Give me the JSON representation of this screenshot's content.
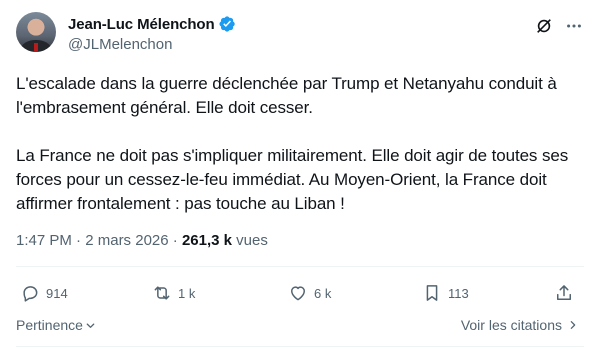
{
  "author": {
    "display_name": "Jean-Luc Mélenchon",
    "handle": "@JLMelenchon",
    "verified_icon": "verified-badge-icon"
  },
  "header_actions": [
    "grok-icon",
    "more-options-icon"
  ],
  "tweet": {
    "paragraph_1": "L'escalade dans la guerre déclenchée par Trump et Netanyahu conduit à l'embrasement général. Elle doit cesser.",
    "paragraph_2": "La France ne doit pas s'impliquer militairement. Elle doit agir de toutes ses forces pour un cessez-le-feu immédiat. Au Moyen-Orient, la France doit affirmer frontalement : pas touche au Liban !"
  },
  "meta": {
    "time": "1:47 PM",
    "separator": "·",
    "date": "2 mars 2026",
    "views_count": "261,3 k",
    "views_label": "vues"
  },
  "actions": {
    "replies": "914",
    "reposts": "1 k",
    "likes": "6 k",
    "bookmarks": "113"
  },
  "footer": {
    "relevance_label": "Pertinence",
    "quotes_label": "Voir les citations"
  },
  "colors": {
    "text_primary": "#0f1419",
    "text_secondary": "#536471",
    "verified_blue": "#1d9bf0",
    "divider": "#eff3f4"
  }
}
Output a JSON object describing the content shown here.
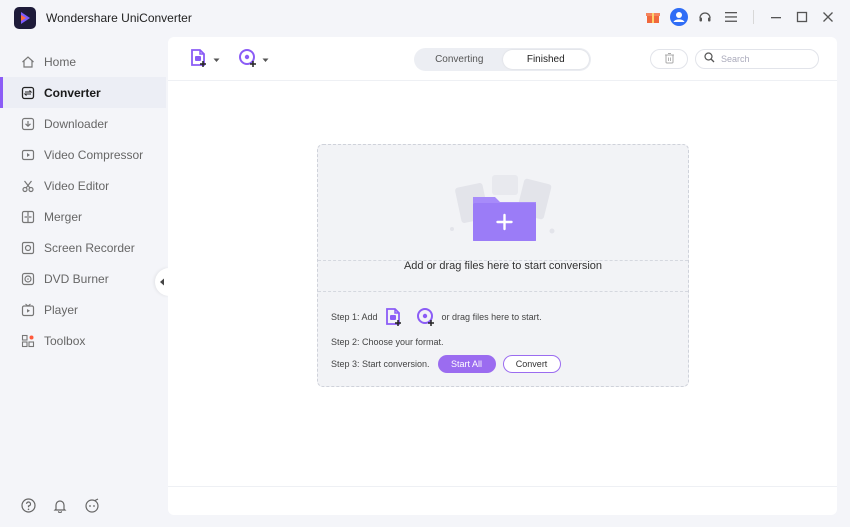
{
  "app": {
    "title": "Wondershare UniConverter"
  },
  "sidebar": {
    "items": [
      {
        "label": "Home",
        "icon": "home-icon"
      },
      {
        "label": "Converter",
        "icon": "converter-icon",
        "active": true
      },
      {
        "label": "Downloader",
        "icon": "download-icon"
      },
      {
        "label": "Video Compressor",
        "icon": "compress-icon"
      },
      {
        "label": "Video Editor",
        "icon": "scissors-icon"
      },
      {
        "label": "Merger",
        "icon": "merge-icon"
      },
      {
        "label": "Screen Recorder",
        "icon": "record-icon"
      },
      {
        "label": "DVD Burner",
        "icon": "disc-icon"
      },
      {
        "label": "Player",
        "icon": "play-icon"
      },
      {
        "label": "Toolbox",
        "icon": "grid-icon"
      }
    ]
  },
  "toolbar": {
    "tabs": [
      "Converting",
      "Finished"
    ],
    "active_tab": "Finished",
    "search_placeholder": "Search"
  },
  "dropzone": {
    "prompt": "Add or drag files here to start conversion",
    "step1_prefix": "Step 1: Add",
    "step1_suffix": "or drag files here to start.",
    "step2": "Step 2: Choose your format.",
    "step3": "Step 3: Start conversion.",
    "start_all_label": "Start All",
    "convert_label": "Convert"
  },
  "colors": {
    "accent": "#8b5cf6",
    "button": "#9b6cf0"
  }
}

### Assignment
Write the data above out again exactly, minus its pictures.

### Answer area
Give me the JSON representation of this screenshot's content.
{
  "author": {
    "display_name": "Jean-Luc Mélenchon",
    "handle": "@JLMelenchon",
    "verified_icon": "verified-badge-icon"
  },
  "header_actions": [
    "grok-icon",
    "more-options-icon"
  ],
  "tweet": {
    "paragraph_1": "L'escalade dans la guerre déclenchée par Trump et Netanyahu conduit à l'embrasement général. Elle doit cesser.",
    "paragraph_2": "La France ne doit pas s'impliquer militairement. Elle doit agir de toutes ses forces pour un cessez-le-feu immédiat. Au Moyen-Orient, la France doit affirmer frontalement : pas touche au Liban !"
  },
  "meta": {
    "time": "1:47 PM",
    "separator": "·",
    "date": "2 mars 2026",
    "views_count": "261,3 k",
    "views_label": "vues"
  },
  "actions": {
    "replies": "914",
    "reposts": "1 k",
    "likes": "6 k",
    "bookmarks": "113"
  },
  "footer": {
    "relevance_label": "Pertinence",
    "quotes_label": "Voir les citations"
  },
  "colors": {
    "text_primary": "#0f1419",
    "text_secondary": "#536471",
    "verified_blue": "#1d9bf0",
    "divider": "#eff3f4"
  }
}
Output a JSON object describing the content shown here.
{
  "app": {
    "title": "Wondershare UniConverter"
  },
  "sidebar": {
    "items": [
      {
        "label": "Home",
        "icon": "home-icon"
      },
      {
        "label": "Converter",
        "icon": "converter-icon",
        "active": true
      },
      {
        "label": "Downloader",
        "icon": "download-icon"
      },
      {
        "label": "Video Compressor",
        "icon": "compress-icon"
      },
      {
        "label": "Video Editor",
        "icon": "scissors-icon"
      },
      {
        "label": "Merger",
        "icon": "merge-icon"
      },
      {
        "label": "Screen Recorder",
        "icon": "record-icon"
      },
      {
        "label": "DVD Burner",
        "icon": "disc-icon"
      },
      {
        "label": "Player",
        "icon": "play-icon"
      },
      {
        "label": "Toolbox",
        "icon": "grid-icon"
      }
    ]
  },
  "toolbar": {
    "tabs": [
      "Converting",
      "Finished"
    ],
    "active_tab": "Finished",
    "search_placeholder": "Search"
  },
  "dropzone": {
    "prompt": "Add or drag files here to start conversion",
    "step1_prefix": "Step 1: Add",
    "step1_suffix": "or drag files here to start.",
    "step2": "Step 2: Choose your format.",
    "step3": "Step 3: Start conversion.",
    "start_all_label": "Start All",
    "convert_label": "Convert"
  },
  "colors": {
    "accent": "#8b5cf6",
    "button": "#9b6cf0"
  }
}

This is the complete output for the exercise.